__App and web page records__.
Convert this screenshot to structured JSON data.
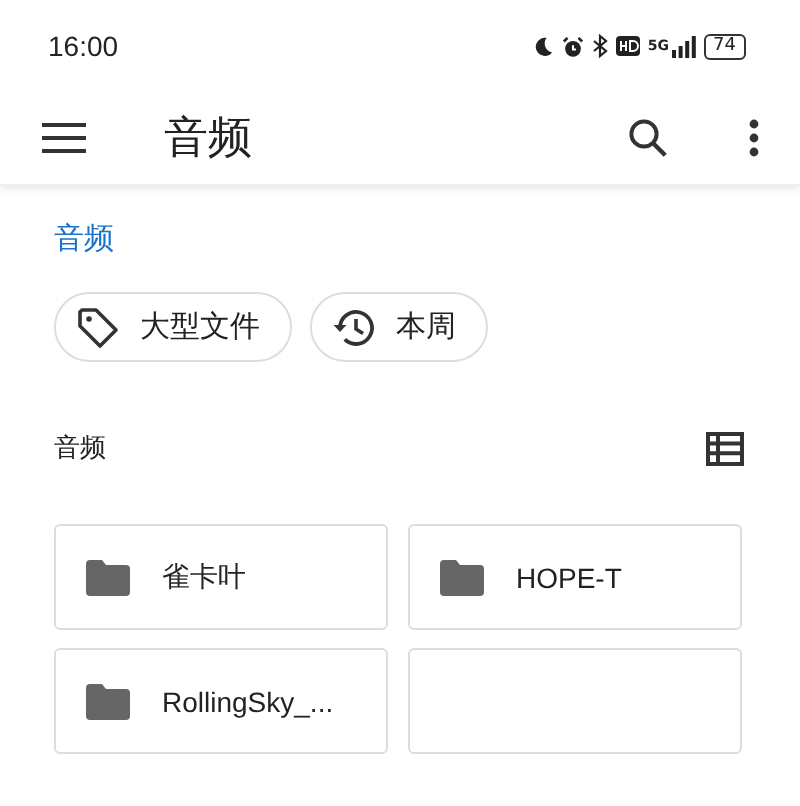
{
  "status_bar": {
    "time": "16:00",
    "network": "5G",
    "battery": "74"
  },
  "toolbar": {
    "title": "音频"
  },
  "breadcrumb": "音频",
  "chips": [
    {
      "label": "大型文件",
      "kind": "tag"
    },
    {
      "label": "本周",
      "kind": "history"
    }
  ],
  "section": {
    "title": "音频"
  },
  "folders": [
    {
      "kind": "folder",
      "name": "雀卡叶"
    },
    {
      "kind": "folder",
      "name": "HOPE-T"
    },
    {
      "kind": "folder",
      "name": "RollingSky_..."
    },
    {
      "kind": "blank"
    }
  ]
}
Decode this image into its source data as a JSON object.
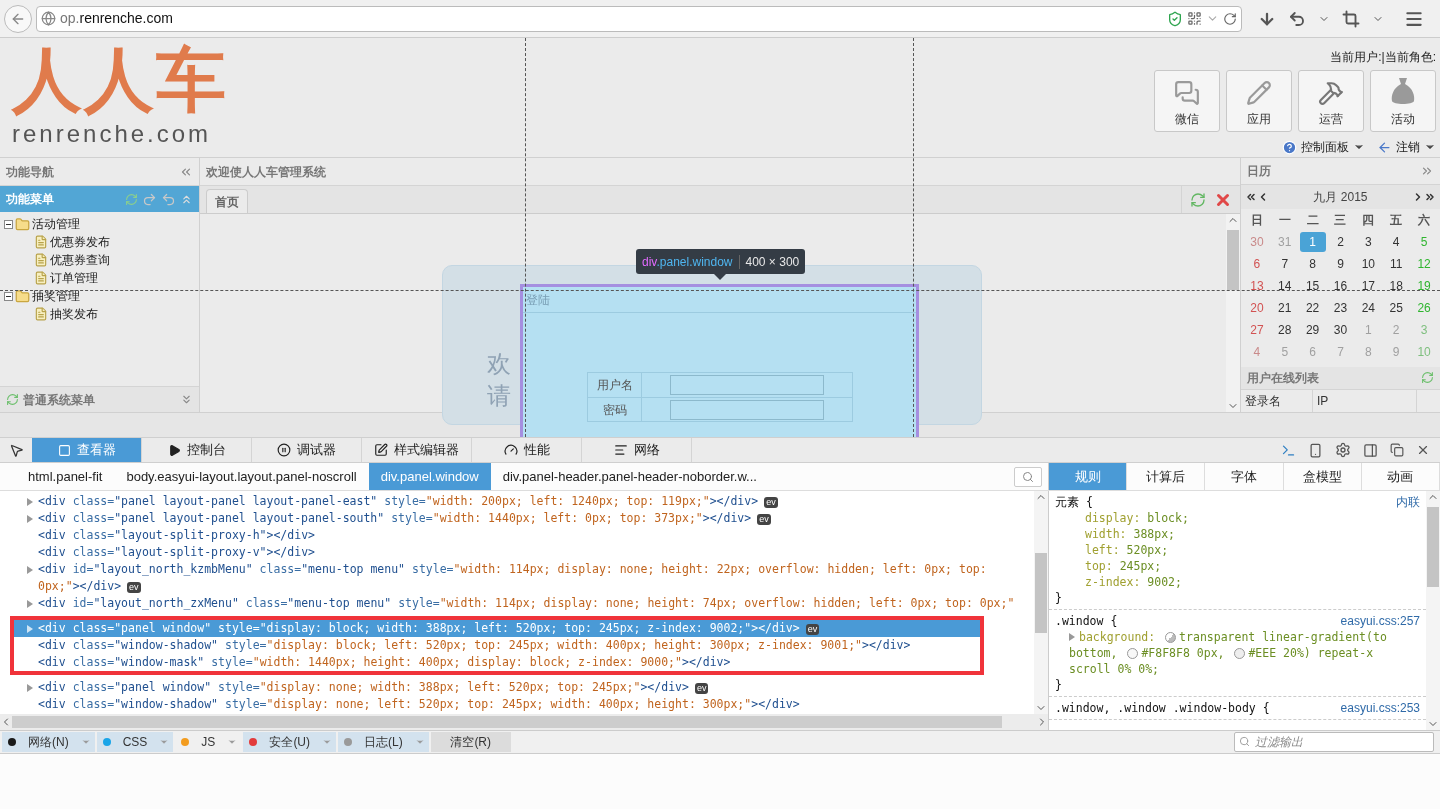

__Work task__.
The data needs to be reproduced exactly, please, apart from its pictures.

__Solution to the problem__.
Convert this screenshot to structured JSON data.
{
  "status_bar": {
    "time": "16:00",
    "network": "5G",
    "battery": "74"
  },
  "toolbar": {
    "title": "音频"
  },
  "breadcrumb": "音频",
  "chips": [
    {
      "label": "大型文件",
      "kind": "tag"
    },
    {
      "label": "本周",
      "kind": "history"
    }
  ],
  "section": {
    "title": "音频"
  },
  "folders": [
    {
      "kind": "folder",
      "name": "雀卡叶"
    },
    {
      "kind": "folder",
      "name": "HOPE-T"
    },
    {
      "kind": "folder",
      "name": "RollingSky_..."
    },
    {
      "kind": "blank"
    }
  ]
}
Decode this image into its source data as a JSON object.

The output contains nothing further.